Aim of the task: The response has to be every entry, printed word for word.

Information supplied:
________________________________________
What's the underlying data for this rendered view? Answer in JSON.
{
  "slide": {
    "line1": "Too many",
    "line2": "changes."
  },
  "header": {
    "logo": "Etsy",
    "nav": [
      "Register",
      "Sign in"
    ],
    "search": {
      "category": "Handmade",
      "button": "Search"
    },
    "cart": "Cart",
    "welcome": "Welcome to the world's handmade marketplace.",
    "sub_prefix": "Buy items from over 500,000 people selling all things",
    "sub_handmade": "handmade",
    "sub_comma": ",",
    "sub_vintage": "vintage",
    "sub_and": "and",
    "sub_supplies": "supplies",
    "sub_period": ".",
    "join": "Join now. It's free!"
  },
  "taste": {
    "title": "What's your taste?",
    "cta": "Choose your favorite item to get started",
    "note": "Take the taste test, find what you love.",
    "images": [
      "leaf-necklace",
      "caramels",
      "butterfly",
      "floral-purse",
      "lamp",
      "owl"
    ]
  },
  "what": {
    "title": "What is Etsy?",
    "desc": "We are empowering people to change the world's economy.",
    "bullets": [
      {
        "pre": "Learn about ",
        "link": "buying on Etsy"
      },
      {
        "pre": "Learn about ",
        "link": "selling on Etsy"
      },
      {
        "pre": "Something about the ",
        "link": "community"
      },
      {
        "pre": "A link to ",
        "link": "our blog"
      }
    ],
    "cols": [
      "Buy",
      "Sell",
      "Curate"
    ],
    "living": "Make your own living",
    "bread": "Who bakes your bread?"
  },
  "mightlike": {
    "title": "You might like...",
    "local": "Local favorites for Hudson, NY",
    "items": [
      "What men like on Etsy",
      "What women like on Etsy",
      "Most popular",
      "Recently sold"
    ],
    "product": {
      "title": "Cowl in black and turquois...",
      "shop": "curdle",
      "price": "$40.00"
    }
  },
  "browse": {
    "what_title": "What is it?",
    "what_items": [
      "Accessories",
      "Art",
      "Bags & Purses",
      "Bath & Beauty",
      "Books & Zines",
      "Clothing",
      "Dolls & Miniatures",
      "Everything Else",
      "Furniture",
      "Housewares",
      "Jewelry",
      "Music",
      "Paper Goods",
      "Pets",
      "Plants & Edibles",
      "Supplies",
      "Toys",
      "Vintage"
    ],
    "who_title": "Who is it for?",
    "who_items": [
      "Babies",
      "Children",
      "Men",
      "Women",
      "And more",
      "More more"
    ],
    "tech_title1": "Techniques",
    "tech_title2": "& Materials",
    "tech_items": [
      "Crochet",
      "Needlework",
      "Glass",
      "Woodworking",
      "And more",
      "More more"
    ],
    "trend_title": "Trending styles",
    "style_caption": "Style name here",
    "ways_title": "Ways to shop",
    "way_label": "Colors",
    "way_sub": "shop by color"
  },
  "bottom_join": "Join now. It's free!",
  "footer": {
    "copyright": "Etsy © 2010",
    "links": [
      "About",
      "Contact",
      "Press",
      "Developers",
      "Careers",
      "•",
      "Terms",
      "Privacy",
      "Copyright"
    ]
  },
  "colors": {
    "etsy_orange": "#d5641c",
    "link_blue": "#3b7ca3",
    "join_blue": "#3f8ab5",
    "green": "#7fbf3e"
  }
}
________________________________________
Task solution:
What's the underlying data for this rendered view? Answer in JSON.
{
  "slide": {
    "line1": "Too many",
    "line2": "changes."
  },
  "header": {
    "logo": "Etsy",
    "nav": [
      "Register",
      "Sign in"
    ],
    "search": {
      "category": "Handmade",
      "button": "Search"
    },
    "cart": "Cart",
    "welcome": "Welcome to the world's handmade marketplace.",
    "sub_prefix": "Buy items from over 500,000 people selling all things",
    "sub_handmade": "handmade",
    "sub_comma": ",",
    "sub_vintage": "vintage",
    "sub_and": "and",
    "sub_supplies": "supplies",
    "sub_period": ".",
    "join": "Join now. It's free!"
  },
  "taste": {
    "title": "What's your taste?",
    "cta": "Choose your favorite item to get started",
    "note": "Take the taste test, find what you love.",
    "images": [
      "leaf-necklace",
      "caramels",
      "butterfly",
      "floral-purse",
      "lamp",
      "owl"
    ]
  },
  "what": {
    "title": "What is Etsy?",
    "desc": "We are empowering people to change the world's economy.",
    "bullets": [
      {
        "pre": "Learn about ",
        "link": "buying on Etsy"
      },
      {
        "pre": "Learn about ",
        "link": "selling on Etsy"
      },
      {
        "pre": "Something about the ",
        "link": "community"
      },
      {
        "pre": "A link to ",
        "link": "our blog"
      }
    ],
    "cols": [
      "Buy",
      "Sell",
      "Curate"
    ],
    "living": "Make your own living",
    "bread": "Who bakes your bread?"
  },
  "mightlike": {
    "title": "You might like...",
    "local": "Local favorites for Hudson, NY",
    "items": [
      "What men like on Etsy",
      "What women like on Etsy",
      "Most popular",
      "Recently sold"
    ],
    "product": {
      "title": "Cowl in black and turquois...",
      "shop": "curdle",
      "price": "$40.00"
    }
  },
  "browse": {
    "what_title": "What is it?",
    "what_items": [
      "Accessories",
      "Art",
      "Bags & Purses",
      "Bath & Beauty",
      "Books & Zines",
      "Clothing",
      "Dolls & Miniatures",
      "Everything Else",
      "Furniture",
      "Housewares",
      "Jewelry",
      "Music",
      "Paper Goods",
      "Pets",
      "Plants & Edibles",
      "Supplies",
      "Toys",
      "Vintage"
    ],
    "who_title": "Who is it for?",
    "who_items": [
      "Babies",
      "Children",
      "Men",
      "Women",
      "And more",
      "More more"
    ],
    "tech_title1": "Techniques",
    "tech_title2": "& Materials",
    "tech_items": [
      "Crochet",
      "Needlework",
      "Glass",
      "Woodworking",
      "And more",
      "More more"
    ],
    "trend_title": "Trending styles",
    "style_caption": "Style name here",
    "ways_title": "Ways to shop",
    "way_label": "Colors",
    "way_sub": "shop by color"
  },
  "bottom_join": "Join now. It's free!",
  "footer": {
    "copyright": "Etsy © 2010",
    "links": [
      "About",
      "Contact",
      "Press",
      "Developers",
      "Careers",
      "•",
      "Terms",
      "Privacy",
      "Copyright"
    ]
  },
  "colors": {
    "etsy_orange": "#d5641c",
    "link_blue": "#3b7ca3",
    "join_blue": "#3f8ab5",
    "green": "#7fbf3e"
  }
}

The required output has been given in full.